**Task instructions**
For the entries that follow, report how many lines include the word "Sweep" and add nothing.

**Source records**

>>>>>

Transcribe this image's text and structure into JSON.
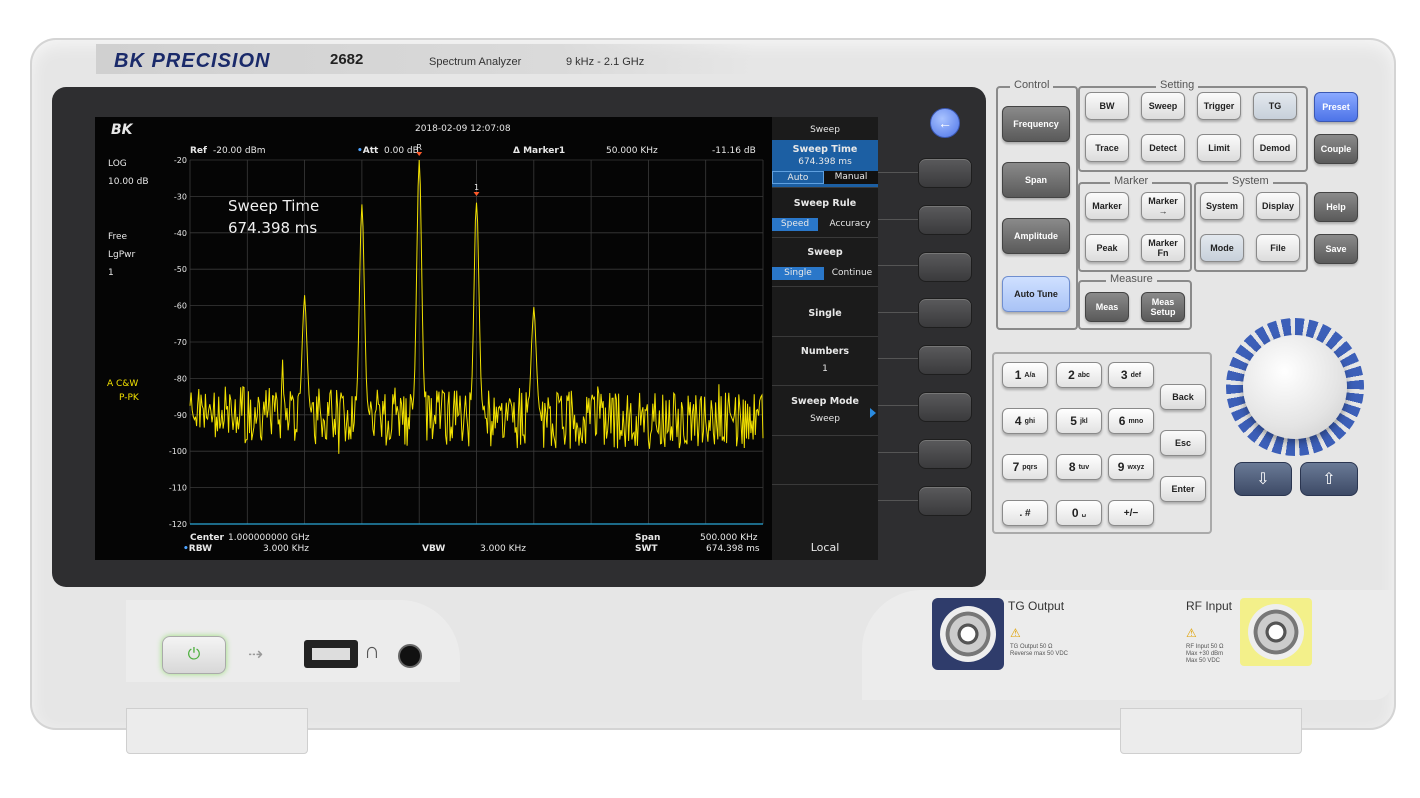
{
  "panel": {
    "brand": "BK PRECISION",
    "model": "2682",
    "type": "Spectrum Analyzer",
    "range": "9 kHz - 2.1 GHz"
  },
  "screen": {
    "logo": "BK",
    "datetime": "2018-02-09  12:07:08",
    "ref_label": "Ref",
    "ref_value": "-20.00 dBm",
    "att_label": "Att",
    "att_value": "0.00 dB",
    "marker_label": "Δ Marker1",
    "marker_freq": "50.000  KHz",
    "marker_amp": "-11.16 dB",
    "scale_mode": "LOG",
    "scale_div": "10.00 dB",
    "trig": "Free",
    "detect": "LgPwr",
    "avg": "1",
    "trace_a": "A  C&W",
    "trace_mode": "P-PK",
    "overlay_title": "Sweep Time",
    "overlay_value": "674.398 ms",
    "center_label": "Center",
    "center_value": "1.000000000  GHz",
    "rbw_label": "RBW",
    "rbw_value": "3.000  KHz",
    "vbw_label": "VBW",
    "vbw_value": "3.000  KHz",
    "span_label": "Span",
    "span_value": "500.000  KHz",
    "swt_label": "SWT",
    "swt_value": "674.398 ms",
    "marker_r": "R",
    "marker_1": "1"
  },
  "menu": {
    "title": "Sweep",
    "items": [
      {
        "title": "Sweep Time",
        "value": "674.398 ms",
        "opt_a": "Auto",
        "opt_b": "Manual"
      },
      {
        "title": "Sweep Rule",
        "opt_a": "Speed",
        "opt_b": "Accuracy"
      },
      {
        "title": "Sweep",
        "opt_a": "Single",
        "opt_b": "Continue"
      },
      {
        "title": "Single"
      },
      {
        "title": "Numbers",
        "value": "1"
      },
      {
        "title": "Sweep Mode",
        "value": "Sweep"
      }
    ],
    "footer": "Local"
  },
  "chart_data": {
    "type": "line",
    "xlabel": "",
    "ylabel": "",
    "y_ticks": [
      "-20",
      "-30",
      "-40",
      "-50",
      "-60",
      "-70",
      "-80",
      "-90",
      "-100",
      "-110",
      "-120"
    ],
    "ylim": [
      -120,
      -20
    ],
    "xlim": [
      999750,
      1000250
    ],
    "x_unit": "kHz",
    "grid": true,
    "peaks": [
      {
        "x": 999850,
        "y": -58
      },
      {
        "x": 999900,
        "y": -32
      },
      {
        "x": 999950,
        "y": -20
      },
      {
        "x": 1000000,
        "y": -31
      },
      {
        "x": 1000050,
        "y": -61
      }
    ],
    "noise_floor": -90,
    "trace_color": "#f2e100"
  },
  "groups": {
    "control": "Control",
    "setting": "Setting",
    "marker": "Marker",
    "system": "System",
    "measure": "Measure"
  },
  "keys": {
    "frequency": "Frequency",
    "span": "Span",
    "amplitude": "Amplitude",
    "autotune": "Auto Tune",
    "bw": "BW",
    "sweep": "Sweep",
    "trigger": "Trigger",
    "tg": "TG",
    "preset": "Preset",
    "trace": "Trace",
    "detect": "Detect",
    "limit": "Limit",
    "demod": "Demod",
    "couple": "Couple",
    "marker": "Marker",
    "marker_to": "Marker",
    "system": "System",
    "display": "Display",
    "help": "Help",
    "peak": "Peak",
    "marker_fn_1": "Marker",
    "marker_fn_2": "Fn",
    "mode": "Mode",
    "file": "File",
    "save": "Save",
    "meas": "Meas",
    "meas_setup_1": "Meas",
    "meas_setup_2": "Setup",
    "back": "Back",
    "esc": "Esc",
    "enter": "Enter"
  },
  "numpad": [
    {
      "main": "1",
      "sub": "A/a"
    },
    {
      "main": "2",
      "sub": "abc"
    },
    {
      "main": "3",
      "sub": "def"
    },
    {
      "main": "4",
      "sub": "ghi"
    },
    {
      "main": "5",
      "sub": "jkl"
    },
    {
      "main": "6",
      "sub": "mno"
    },
    {
      "main": "7",
      "sub": "pqrs"
    },
    {
      "main": "8",
      "sub": "tuv"
    },
    {
      "main": "9",
      "sub": "wxyz"
    },
    {
      "main": ". #",
      "sub": ""
    },
    {
      "main": "0",
      "sub": "␣"
    },
    {
      "main": "+/−",
      "sub": ""
    }
  ],
  "connectors": {
    "tg_label": "TG Output",
    "tg_note_1": "TG Output 50 Ω",
    "tg_note_2": "Reverse max 50 VDC",
    "rf_label": "RF Input",
    "rf_note_1": "RF Input 50 Ω",
    "rf_note_2": "Max +30 dBm",
    "rf_note_3": "Max 50 VDC"
  },
  "icons": {
    "power": "power-icon",
    "usb": "usb-icon",
    "headphone": "headphone-icon",
    "back_arrow": "back-arrow-icon",
    "arrow_down": "arrow-down-icon",
    "arrow_up": "arrow-up-icon",
    "warning": "warning-icon"
  },
  "colors": {
    "accent": "#4d74e8",
    "trace": "#f2e100",
    "menu_highlight": "#2a77c9"
  }
}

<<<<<

**Response to the exercise**
8